Fix: Rather than envisioning a “thing” as your goal, envision–with all the strength in your imagination–how you will feel when you achieve the goal. That way, you’ll be inspired to do whatever it takes (within legal and ethical bounds) to achieve that goal.

2. Fear of Failure

If you’re afraid of failing, you won’t take the necessary risks required to achieve your goal. For example, you won’t make that important phone call, because you’re afraid that you’ll be rebuffed. Or you won’t quit your dead-end job and start your own business because you’re afraid that you might end up without any money.

Fix: Decide–right now!–that failure, for you, is a strictly temporary condition. If things don’t go the way you’d like, it’s only a setback that, at most, delays your eventual success. In other words, accept the fact that you’ll sometimes fail, but treat that failure as an unavoidable (yet vital) component in your quest.

3. Fear of Success

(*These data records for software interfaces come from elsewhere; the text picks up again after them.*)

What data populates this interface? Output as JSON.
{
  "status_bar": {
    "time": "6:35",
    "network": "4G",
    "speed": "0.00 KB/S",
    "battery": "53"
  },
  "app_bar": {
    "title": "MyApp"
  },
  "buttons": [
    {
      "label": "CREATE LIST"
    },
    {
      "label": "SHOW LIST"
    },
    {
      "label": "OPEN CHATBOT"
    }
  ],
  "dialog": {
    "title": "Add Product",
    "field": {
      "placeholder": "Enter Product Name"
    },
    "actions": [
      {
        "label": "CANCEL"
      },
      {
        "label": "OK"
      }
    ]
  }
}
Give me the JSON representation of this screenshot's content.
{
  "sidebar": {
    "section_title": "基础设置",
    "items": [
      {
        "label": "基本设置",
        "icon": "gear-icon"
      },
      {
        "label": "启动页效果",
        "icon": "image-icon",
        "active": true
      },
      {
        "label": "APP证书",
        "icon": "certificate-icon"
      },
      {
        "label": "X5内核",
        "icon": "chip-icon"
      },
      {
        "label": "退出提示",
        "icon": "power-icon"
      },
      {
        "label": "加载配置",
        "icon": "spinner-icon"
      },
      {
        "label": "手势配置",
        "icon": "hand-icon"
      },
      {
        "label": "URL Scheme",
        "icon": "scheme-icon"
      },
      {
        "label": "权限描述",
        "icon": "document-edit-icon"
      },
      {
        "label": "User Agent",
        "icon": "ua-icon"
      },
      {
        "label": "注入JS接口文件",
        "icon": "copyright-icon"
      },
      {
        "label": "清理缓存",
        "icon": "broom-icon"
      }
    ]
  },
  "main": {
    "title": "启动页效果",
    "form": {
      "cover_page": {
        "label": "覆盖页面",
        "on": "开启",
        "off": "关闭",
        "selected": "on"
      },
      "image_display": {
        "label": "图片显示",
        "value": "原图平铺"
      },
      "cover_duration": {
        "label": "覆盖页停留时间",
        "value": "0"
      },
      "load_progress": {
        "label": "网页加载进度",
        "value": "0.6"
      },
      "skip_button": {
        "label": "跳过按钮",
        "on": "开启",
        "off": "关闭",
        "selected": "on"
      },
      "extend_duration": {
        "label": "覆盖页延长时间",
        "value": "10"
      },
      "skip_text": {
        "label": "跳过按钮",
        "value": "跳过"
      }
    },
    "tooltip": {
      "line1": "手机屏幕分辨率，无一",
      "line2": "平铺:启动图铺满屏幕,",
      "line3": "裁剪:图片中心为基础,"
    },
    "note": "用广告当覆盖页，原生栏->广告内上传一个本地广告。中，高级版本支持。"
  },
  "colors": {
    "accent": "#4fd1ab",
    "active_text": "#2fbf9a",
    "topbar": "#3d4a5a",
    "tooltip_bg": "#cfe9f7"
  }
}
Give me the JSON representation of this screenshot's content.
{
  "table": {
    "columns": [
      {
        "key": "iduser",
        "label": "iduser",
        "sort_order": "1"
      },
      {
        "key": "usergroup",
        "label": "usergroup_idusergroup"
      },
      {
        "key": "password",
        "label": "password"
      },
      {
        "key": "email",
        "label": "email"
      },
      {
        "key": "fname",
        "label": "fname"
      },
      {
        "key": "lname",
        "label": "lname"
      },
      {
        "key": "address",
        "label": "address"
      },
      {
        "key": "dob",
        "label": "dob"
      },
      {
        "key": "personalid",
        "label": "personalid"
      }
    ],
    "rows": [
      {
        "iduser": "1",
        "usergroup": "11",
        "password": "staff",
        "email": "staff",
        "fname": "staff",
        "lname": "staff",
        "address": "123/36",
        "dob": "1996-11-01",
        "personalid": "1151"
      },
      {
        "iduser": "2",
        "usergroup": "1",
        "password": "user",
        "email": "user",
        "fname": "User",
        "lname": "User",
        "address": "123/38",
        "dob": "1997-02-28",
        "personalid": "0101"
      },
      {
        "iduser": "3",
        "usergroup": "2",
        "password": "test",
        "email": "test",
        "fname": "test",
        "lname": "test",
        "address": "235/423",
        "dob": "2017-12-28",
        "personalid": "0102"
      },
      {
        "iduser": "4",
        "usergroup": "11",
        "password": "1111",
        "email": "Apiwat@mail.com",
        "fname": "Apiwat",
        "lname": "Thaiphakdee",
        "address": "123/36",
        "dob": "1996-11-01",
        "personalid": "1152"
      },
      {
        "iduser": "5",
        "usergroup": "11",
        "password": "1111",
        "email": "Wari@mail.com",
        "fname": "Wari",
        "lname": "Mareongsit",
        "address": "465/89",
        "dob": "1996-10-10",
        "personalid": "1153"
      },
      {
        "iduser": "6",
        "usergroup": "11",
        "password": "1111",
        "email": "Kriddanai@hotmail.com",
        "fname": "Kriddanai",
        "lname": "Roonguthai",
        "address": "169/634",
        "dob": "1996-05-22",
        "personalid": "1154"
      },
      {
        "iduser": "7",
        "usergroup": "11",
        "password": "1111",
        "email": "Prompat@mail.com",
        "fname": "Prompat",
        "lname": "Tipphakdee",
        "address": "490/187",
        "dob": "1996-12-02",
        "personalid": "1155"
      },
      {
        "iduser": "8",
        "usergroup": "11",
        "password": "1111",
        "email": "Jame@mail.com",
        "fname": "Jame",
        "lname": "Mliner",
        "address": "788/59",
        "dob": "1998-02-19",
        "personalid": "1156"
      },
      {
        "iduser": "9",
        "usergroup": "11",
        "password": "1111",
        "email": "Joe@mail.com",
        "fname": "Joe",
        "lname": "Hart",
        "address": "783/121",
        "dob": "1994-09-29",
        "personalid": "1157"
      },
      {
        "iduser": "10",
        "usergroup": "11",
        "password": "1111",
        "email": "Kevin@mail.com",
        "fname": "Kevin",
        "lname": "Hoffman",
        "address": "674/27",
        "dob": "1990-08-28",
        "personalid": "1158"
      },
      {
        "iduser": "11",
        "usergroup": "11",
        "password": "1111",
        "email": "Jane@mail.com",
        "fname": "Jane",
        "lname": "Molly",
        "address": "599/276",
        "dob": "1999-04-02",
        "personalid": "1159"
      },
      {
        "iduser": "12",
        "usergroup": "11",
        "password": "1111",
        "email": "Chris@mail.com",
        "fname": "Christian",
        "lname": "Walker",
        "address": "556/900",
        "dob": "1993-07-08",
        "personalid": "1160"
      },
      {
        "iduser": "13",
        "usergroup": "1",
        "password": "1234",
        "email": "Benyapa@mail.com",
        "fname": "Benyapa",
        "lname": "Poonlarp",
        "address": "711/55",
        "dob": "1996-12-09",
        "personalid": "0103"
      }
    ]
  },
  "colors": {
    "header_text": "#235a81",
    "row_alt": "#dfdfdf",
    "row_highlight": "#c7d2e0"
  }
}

In many ways, this fear is even more debilitating than the fear of failure. Suppose you achieved something spectacular, like enormous wealth. What if it didn’t make you happy? What then? What if you ended up losing all of it? What then? Would your friends start acting weird? Would your family be envious? Such thoughts (and they’re common) can cause even a highly motivated person to self-sabotage.

Fix: Decide that you’re going to be happy and grateful today and happy and grateful in the future, no matter what happens. Rather than focus on possible problems, envision how wonderful it would be to be able to help your friends and family achieve THEIR goals. (Hint: Watch the last season of the TV series Entourage!)

4. An Unrealistic Timetable

Most people vastly overestimate what they can do in a week and vastly underestimate what they can do in a year. Because of this, most people try to cram too many action items into the short term rather than spacing out activities over the long term. The inability to get all the short-term steps accomplished creates discouragement and the impression that the final goal is slipping away.

Fix: As you list the activities and steps required to achieve a goal, schedule only the 20% of the activities that will produce 80% of your results. (I explain more about this in the post The Secret of Time Management.) Beyond that, set ambitious long-term timetables, but always leave some “wiggle room” when you plan short term.

5. Worrying About “Dry Spots”

It’s easy to get discouraged when you reach a point at which nothing you do seems to advance you toward your goal. For example, suppose you’re trying to master a certain skill. You make swift progress at first but then, after a while, it seems as if you’re not doing any better, or maybe a little worse. Some people use these “plateaus” or “dry spots” as an excuse to give up and therefore fail.

Fix: Whenever you reach a plateau or dry spot, it’s time to celebrate rather than give up. A plateau is almost always a sign that you’re on the brink of a major breakthrough, if you just have the patience to stick with it and trust that you’ll eventually achieve your goal.

Geoffrey James writes the Sales Source column on, the world’s most visited sales-oriented blog. His newly published book is Business to Business Selling: Power Words and Strategies From the World’s Top Sales Experts.